In this article we review:
- the potential value of the Haka Ka Mate Attribution to other iwi
- whether the Act will lead to more protection for other forms of traditional knowledge, and
- whether Treaty settlement negotiations are the appropriate forum for intellectual property legislation to be developed.
What is the potential value of the Haka Ka Mate Attribution Act to other iwi?
It is to be hoped that legislative acknowledgment in this way may increase awareness of iwi rights in traditional or customary knowledge, and lead to more entities considering whether their use of this knowledge is appropriate for their own commercial gain.
The government's willingness to provide recognition and protection for the haka in this way also provides some hope to iwi that the government is prepared to work with them in providing for some form of traditional knowledge intellectual property (IP) protection.
Will the Act lead to more protection for other forms of traditional knowledge?
The fact that this protection has been extended as a one-off instance for Ka Mate, rather than as any form of institutional change, may signal that while the government is prepared to make exceptions for IP as culturally significant as Ka Mate (to the majority of NZers that is, not to the owners), no more generally available protection is considered appropriate or necessary.
It is also significant that this recognition was obtained by Ngāti Toa Rangatira in the course of its Treaty of Waitangi settlement negotiations. Not all groups with traditional knowledge that would like protection have the benefit of being involved in active negotiations with the Crown. It is also to be expected that Ngāti Toa Rangatira negotiated the best possible outcome it could in relation to Ka Mate. Therefore, while the rights granted to Ngāti Toa Rangatira in relation to Ka Mate may seem toothless, it is an indication that the Crown was not prepared to give any more concrete protection to Ka Mate.
Should IP legislation arise out of Treaty settlement negotiations?
Being the first piece of 'intellectual property' legislation to arise out of Treaty settlement negotiations, the question has to be asked whether Treaty settlements are the appropriate forum for IP legislation to develop.
Legislation developed through the settlement process is subject to as much scrutiny as other pieces of legislation.
Given the slow process of the WAI 262 claim (filed in 1991-reported in 2011) and the lack of any substantive response from the government since then, it is perhaps important for Māori to have the opportunity to advance these types of legislation in another forum.

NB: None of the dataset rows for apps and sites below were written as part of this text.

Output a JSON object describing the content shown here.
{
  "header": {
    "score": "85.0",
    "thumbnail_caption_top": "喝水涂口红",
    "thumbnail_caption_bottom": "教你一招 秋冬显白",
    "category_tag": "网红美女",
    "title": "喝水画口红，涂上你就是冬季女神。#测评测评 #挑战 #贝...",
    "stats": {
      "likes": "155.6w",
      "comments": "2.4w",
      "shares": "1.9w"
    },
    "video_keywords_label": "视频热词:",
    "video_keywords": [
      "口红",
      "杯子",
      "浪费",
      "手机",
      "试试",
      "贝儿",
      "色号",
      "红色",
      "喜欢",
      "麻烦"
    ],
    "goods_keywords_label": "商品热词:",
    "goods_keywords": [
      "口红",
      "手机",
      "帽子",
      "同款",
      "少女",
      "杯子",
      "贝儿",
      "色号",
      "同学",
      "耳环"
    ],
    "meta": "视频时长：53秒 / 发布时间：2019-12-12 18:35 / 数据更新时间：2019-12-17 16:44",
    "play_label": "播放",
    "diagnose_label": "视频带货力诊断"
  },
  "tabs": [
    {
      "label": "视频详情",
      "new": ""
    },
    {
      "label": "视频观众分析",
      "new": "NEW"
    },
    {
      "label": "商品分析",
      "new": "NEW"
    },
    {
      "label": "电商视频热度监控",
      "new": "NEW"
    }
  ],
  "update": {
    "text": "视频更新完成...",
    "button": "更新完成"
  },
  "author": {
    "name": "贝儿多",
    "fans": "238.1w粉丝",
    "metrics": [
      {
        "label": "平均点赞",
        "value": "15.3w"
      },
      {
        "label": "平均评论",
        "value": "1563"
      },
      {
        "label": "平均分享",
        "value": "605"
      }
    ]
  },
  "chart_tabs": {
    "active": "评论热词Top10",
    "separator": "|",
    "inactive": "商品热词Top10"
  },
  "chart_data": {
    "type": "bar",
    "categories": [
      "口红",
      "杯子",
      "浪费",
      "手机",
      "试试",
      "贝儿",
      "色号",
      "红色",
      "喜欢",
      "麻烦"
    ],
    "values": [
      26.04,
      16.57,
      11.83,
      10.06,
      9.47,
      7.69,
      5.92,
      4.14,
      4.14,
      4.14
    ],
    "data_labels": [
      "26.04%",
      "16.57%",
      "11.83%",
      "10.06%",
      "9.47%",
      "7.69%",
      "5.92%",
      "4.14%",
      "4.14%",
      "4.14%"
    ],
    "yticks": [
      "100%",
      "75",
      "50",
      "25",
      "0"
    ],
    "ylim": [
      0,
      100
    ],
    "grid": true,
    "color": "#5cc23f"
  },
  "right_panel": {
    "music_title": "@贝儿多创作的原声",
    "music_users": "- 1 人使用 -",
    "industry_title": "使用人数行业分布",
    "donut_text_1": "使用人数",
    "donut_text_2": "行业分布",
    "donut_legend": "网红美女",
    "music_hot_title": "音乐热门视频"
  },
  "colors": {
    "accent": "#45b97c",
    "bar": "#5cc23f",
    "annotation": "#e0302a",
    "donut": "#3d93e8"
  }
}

While developing ad hoc pieces of legislation is not ideal, until a better solution is put forward, this process is the best option for Māori, and we may see similar pieces of legislation in the future.